(EXERCISE AIM): Every entry below has to appear again in your reply, word for word, but no picture may.
[[ INPUT DATA, beginning ]]
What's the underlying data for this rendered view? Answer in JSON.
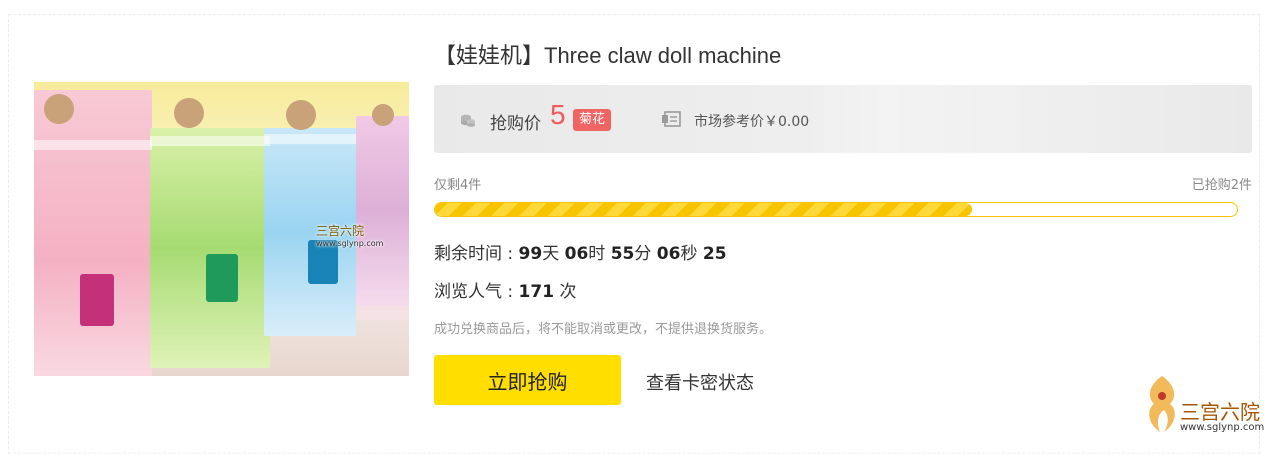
{
  "product": {
    "title": "【娃娃机】Three claw doll machine",
    "image_watermark": {
      "text": "三宫六院",
      "url": "www.sglynp.com"
    }
  },
  "price": {
    "label": "抢购价",
    "value": "5",
    "unit": "菊花",
    "market_label": "市场参考价￥0.00",
    "accent_color": "#f05a5a"
  },
  "stock": {
    "remaining": "仅剩4件",
    "sold": "已抢购2件",
    "progress_fraction": 0.67
  },
  "countdown": {
    "label": "剩余时间 :",
    "days": "99",
    "days_unit": "天",
    "hours": "06",
    "hours_unit": "时",
    "minutes": "55",
    "minutes_unit": "分",
    "seconds": "06",
    "seconds_unit": "秒",
    "tenths": "25"
  },
  "views": {
    "label": "浏览人气 :",
    "count": "171",
    "unit": "次"
  },
  "notice": "成功兑换商品后，将不能取消或更改，不提供退换货服务。",
  "actions": {
    "buy_label": "立即抢购",
    "card_status_label": "查看卡密状态",
    "buy_color": "#ffde00"
  },
  "corner_logo": {
    "text": "三宫六院",
    "url": "www.sglynp.com"
  }
}
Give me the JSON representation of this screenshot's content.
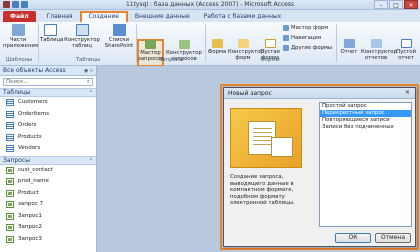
{
  "window": {
    "title": "11tysql : база данных (Access 2007) - Microsoft Access",
    "controls": [
      "–",
      "□",
      "✕"
    ]
  },
  "tabs": {
    "file": "Файл",
    "home": "Главная",
    "create": "Создание",
    "external": "Внешние данные",
    "database_tools": "Работа с базами данных"
  },
  "ribbon": {
    "app_parts": "Части приложения",
    "table": "Таблица",
    "table_design": "Конструктор таблиц",
    "sharepoint_lists": "Списки SharePoint",
    "query_wizard": "Мастер запросов",
    "query_design": "Конструктор запросов",
    "form": "Форма",
    "form_design": "Конструктор форм",
    "blank_form": "Пустая форма",
    "form_wizard": "Мастер форм",
    "navigation": "Навигация",
    "more_forms": "Другие формы",
    "report": "Отчет",
    "report_design": "Конструктор отчетов",
    "blank_report": "Пустой отчет",
    "groups": {
      "templates": "Шаблоны",
      "tables": "Таблицы",
      "queries": "Запросы",
      "forms": "Формы"
    }
  },
  "nav": {
    "header": "Все объекты Access",
    "search_placeholder": "Поиск...",
    "tables_section": "Таблицы",
    "tables": [
      "Customers",
      "OrderItems",
      "Orders",
      "Products",
      "Vendors"
    ],
    "queries_section": "Запросы",
    "queries": [
      "cust_contact",
      "prod_name",
      "Product",
      "запрос 7",
      "Запрос1",
      "Запрос2",
      "Запрос3"
    ]
  },
  "dialog": {
    "title": "Новый запрос",
    "description": "Создание запроса, выводящего данные в компактном формате, подобном формату электронной таблицы.",
    "options": [
      "Простой запрос",
      "Перекрестный запрос",
      "Повторяющиеся записи",
      "Записи без подчиненных"
    ],
    "selected_index": 1,
    "ok": "ОК",
    "cancel": "Отмена"
  },
  "colors": {
    "highlight": "#e8842d",
    "file_tab": "#c8302c",
    "selection": "#3399ff"
  }
}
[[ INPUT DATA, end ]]
(SOLUTION BELOW):
What's the underlying data for this rendered view? Answer in JSON.
{
  "product": {
    "title": "【娃娃机】Three claw doll machine",
    "image_watermark": {
      "text": "三宫六院",
      "url": "www.sglynp.com"
    }
  },
  "price": {
    "label": "抢购价",
    "value": "5",
    "unit": "菊花",
    "market_label": "市场参考价￥0.00",
    "accent_color": "#f05a5a"
  },
  "stock": {
    "remaining": "仅剩4件",
    "sold": "已抢购2件",
    "progress_fraction": 0.67
  },
  "countdown": {
    "label": "剩余时间 :",
    "days": "99",
    "days_unit": "天",
    "hours": "06",
    "hours_unit": "时",
    "minutes": "55",
    "minutes_unit": "分",
    "seconds": "06",
    "seconds_unit": "秒",
    "tenths": "25"
  },
  "views": {
    "label": "浏览人气 :",
    "count": "171",
    "unit": "次"
  },
  "notice": "成功兑换商品后，将不能取消或更改，不提供退换货服务。",
  "actions": {
    "buy_label": "立即抢购",
    "card_status_label": "查看卡密状态",
    "buy_color": "#ffde00"
  },
  "corner_logo": {
    "text": "三宫六院",
    "url": "www.sglynp.com"
  }
}
Give me the JSON representation of this screenshot's content.
{
  "window": {
    "title": "11tysql : база данных (Access 2007) - Microsoft Access",
    "controls": [
      "–",
      "□",
      "✕"
    ]
  },
  "tabs": {
    "file": "Файл",
    "home": "Главная",
    "create": "Создание",
    "external": "Внешние данные",
    "database_tools": "Работа с базами данных"
  },
  "ribbon": {
    "app_parts": "Части приложения",
    "table": "Таблица",
    "table_design": "Конструктор таблиц",
    "sharepoint_lists": "Списки SharePoint",
    "query_wizard": "Мастер запросов",
    "query_design": "Конструктор запросов",
    "form": "Форма",
    "form_design": "Конструктор форм",
    "blank_form": "Пустая форма",
    "form_wizard": "Мастер форм",
    "navigation": "Навигация",
    "more_forms": "Другие формы",
    "report": "Отчет",
    "report_design": "Конструктор отчетов",
    "blank_report": "Пустой отчет",
    "groups": {
      "templates": "Шаблоны",
      "tables": "Таблицы",
      "queries": "Запросы",
      "forms": "Формы"
    }
  },
  "nav": {
    "header": "Все объекты Access",
    "search_placeholder": "Поиск...",
    "tables_section": "Таблицы",
    "tables": [
      "Customers",
      "OrderItems",
      "Orders",
      "Products",
      "Vendors"
    ],
    "queries_section": "Запросы",
    "queries": [
      "cust_contact",
      "prod_name",
      "Product",
      "запрос 7",
      "Запрос1",
      "Запрос2",
      "Запрос3"
    ]
  },
  "dialog": {
    "title": "Новый запрос",
    "description": "Создание запроса, выводящего данные в компактном формате, подобном формату электронной таблицы.",
    "options": [
      "Простой запрос",
      "Перекрестный запрос",
      "Повторяющиеся записи",
      "Записи без подчиненных"
    ],
    "selected_index": 1,
    "ok": "ОК",
    "cancel": "Отмена"
  },
  "colors": {
    "highlight": "#e8842d",
    "file_tab": "#c8302c",
    "selection": "#3399ff"
  }
}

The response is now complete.